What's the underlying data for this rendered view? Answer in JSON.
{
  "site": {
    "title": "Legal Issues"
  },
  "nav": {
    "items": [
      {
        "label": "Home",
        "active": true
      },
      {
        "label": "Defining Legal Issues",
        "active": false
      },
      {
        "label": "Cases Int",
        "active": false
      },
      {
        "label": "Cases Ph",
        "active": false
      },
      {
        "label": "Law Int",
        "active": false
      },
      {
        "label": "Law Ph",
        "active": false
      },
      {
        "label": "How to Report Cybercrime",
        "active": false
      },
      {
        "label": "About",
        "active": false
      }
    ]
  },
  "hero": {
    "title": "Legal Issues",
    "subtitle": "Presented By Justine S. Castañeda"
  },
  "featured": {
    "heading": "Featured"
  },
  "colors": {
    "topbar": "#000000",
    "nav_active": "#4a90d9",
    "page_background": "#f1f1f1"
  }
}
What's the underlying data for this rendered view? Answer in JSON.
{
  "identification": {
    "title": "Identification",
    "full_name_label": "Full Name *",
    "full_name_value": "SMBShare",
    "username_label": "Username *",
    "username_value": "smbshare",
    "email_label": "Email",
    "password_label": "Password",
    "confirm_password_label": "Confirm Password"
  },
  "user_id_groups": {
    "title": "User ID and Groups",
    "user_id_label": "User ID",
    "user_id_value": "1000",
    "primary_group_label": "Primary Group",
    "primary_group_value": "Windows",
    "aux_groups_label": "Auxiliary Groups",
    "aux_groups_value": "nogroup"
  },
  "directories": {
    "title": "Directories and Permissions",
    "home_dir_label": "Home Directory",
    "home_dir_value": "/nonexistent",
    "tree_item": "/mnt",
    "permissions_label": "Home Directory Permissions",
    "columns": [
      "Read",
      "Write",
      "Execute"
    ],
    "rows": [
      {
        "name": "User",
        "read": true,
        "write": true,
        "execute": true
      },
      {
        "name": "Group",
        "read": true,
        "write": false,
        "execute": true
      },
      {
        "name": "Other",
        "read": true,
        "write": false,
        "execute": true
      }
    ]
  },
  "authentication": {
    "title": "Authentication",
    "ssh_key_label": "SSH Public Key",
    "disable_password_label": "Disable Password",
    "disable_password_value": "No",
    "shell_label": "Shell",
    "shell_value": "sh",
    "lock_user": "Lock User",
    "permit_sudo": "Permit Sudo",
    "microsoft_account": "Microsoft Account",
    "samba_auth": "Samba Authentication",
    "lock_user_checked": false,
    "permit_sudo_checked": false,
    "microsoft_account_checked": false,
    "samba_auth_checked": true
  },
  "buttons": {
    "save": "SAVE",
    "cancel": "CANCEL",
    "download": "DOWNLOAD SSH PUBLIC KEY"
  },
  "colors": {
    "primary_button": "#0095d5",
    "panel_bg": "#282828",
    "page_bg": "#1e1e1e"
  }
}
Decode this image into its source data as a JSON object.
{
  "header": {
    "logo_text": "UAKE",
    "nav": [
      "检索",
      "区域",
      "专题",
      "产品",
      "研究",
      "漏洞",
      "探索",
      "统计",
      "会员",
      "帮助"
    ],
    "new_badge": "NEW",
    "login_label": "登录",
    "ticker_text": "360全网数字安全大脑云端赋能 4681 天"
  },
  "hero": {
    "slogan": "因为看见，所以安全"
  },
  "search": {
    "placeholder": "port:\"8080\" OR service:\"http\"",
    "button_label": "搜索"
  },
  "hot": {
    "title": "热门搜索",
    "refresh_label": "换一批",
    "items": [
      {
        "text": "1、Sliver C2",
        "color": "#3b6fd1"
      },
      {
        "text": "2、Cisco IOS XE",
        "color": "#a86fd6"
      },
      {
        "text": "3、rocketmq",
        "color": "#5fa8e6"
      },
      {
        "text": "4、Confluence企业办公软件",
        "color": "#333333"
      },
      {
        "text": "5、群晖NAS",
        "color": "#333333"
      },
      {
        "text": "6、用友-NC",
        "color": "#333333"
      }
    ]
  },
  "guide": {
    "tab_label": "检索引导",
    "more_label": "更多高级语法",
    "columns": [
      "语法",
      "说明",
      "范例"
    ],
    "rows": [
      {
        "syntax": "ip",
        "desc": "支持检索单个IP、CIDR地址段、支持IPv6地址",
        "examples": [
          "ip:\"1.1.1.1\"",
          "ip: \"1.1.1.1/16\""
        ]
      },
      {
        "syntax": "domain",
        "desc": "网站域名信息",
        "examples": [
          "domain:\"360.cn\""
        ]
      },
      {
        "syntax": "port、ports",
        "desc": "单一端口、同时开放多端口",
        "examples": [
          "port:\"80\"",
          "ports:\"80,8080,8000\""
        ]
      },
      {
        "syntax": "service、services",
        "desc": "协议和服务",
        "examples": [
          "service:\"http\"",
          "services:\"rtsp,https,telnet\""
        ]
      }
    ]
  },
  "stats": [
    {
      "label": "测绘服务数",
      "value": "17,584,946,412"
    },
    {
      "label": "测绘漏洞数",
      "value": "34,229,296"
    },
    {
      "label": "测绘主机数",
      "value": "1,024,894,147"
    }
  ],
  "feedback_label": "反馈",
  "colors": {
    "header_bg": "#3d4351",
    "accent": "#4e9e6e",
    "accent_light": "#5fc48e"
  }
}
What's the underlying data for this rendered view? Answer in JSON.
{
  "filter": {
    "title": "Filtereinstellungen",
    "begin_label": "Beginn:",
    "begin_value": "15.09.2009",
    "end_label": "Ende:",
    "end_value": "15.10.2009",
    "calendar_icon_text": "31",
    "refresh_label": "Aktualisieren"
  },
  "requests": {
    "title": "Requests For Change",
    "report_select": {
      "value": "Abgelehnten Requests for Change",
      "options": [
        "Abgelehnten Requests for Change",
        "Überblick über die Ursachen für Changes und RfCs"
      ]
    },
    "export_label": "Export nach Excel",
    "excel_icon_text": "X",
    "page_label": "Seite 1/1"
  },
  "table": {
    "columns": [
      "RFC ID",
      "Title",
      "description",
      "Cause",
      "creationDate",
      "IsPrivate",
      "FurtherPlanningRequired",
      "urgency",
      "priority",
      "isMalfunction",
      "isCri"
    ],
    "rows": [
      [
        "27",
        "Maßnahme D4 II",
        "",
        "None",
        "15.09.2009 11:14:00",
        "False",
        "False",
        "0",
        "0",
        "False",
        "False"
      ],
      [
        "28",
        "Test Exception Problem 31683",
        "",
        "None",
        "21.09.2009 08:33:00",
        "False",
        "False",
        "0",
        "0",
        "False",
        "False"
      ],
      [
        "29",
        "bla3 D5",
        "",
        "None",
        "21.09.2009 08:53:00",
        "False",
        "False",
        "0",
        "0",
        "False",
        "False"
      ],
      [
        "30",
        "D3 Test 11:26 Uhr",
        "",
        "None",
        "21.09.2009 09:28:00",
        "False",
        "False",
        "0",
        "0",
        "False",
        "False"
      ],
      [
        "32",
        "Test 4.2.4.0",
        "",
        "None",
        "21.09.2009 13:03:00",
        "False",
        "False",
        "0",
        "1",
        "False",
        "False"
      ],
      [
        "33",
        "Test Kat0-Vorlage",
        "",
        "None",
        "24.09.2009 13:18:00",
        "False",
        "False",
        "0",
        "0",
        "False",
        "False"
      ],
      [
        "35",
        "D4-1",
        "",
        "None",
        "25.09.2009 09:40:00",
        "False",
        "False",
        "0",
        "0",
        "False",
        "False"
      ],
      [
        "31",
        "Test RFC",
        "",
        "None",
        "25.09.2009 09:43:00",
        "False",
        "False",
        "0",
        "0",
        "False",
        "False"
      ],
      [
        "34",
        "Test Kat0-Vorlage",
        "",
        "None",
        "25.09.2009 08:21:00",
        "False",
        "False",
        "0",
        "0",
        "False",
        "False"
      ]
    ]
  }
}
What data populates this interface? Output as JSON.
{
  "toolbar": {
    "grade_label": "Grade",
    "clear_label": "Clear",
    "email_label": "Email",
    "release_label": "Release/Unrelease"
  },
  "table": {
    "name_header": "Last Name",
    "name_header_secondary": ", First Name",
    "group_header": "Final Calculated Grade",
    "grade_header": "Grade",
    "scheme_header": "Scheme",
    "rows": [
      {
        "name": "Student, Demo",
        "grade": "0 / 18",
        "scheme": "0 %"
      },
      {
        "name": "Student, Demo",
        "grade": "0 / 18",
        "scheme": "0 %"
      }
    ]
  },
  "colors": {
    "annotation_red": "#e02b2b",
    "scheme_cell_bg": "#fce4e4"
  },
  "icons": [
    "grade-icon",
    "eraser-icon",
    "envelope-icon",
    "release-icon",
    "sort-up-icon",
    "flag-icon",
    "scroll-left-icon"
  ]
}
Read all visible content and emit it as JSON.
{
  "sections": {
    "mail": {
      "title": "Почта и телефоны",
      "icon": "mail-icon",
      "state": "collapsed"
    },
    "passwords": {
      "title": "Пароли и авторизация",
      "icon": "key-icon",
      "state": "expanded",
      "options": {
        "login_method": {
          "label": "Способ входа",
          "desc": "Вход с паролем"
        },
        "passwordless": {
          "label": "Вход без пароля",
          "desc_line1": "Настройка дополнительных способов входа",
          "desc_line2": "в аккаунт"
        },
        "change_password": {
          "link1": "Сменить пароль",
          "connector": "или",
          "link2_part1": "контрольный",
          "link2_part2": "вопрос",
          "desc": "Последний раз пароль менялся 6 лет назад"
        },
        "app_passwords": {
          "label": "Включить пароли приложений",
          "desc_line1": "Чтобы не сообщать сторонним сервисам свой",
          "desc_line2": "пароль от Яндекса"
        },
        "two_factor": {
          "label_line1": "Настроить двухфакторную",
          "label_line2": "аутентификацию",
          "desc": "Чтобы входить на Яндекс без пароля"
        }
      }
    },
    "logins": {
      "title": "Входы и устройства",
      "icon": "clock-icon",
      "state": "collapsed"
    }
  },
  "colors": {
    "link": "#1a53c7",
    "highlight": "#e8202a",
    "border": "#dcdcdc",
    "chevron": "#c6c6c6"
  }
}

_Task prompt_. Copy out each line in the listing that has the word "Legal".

_Reply_.
    "title": "Legal Issues"
        "label": "Defining Legal Issues",
    "title": "Legal Issues",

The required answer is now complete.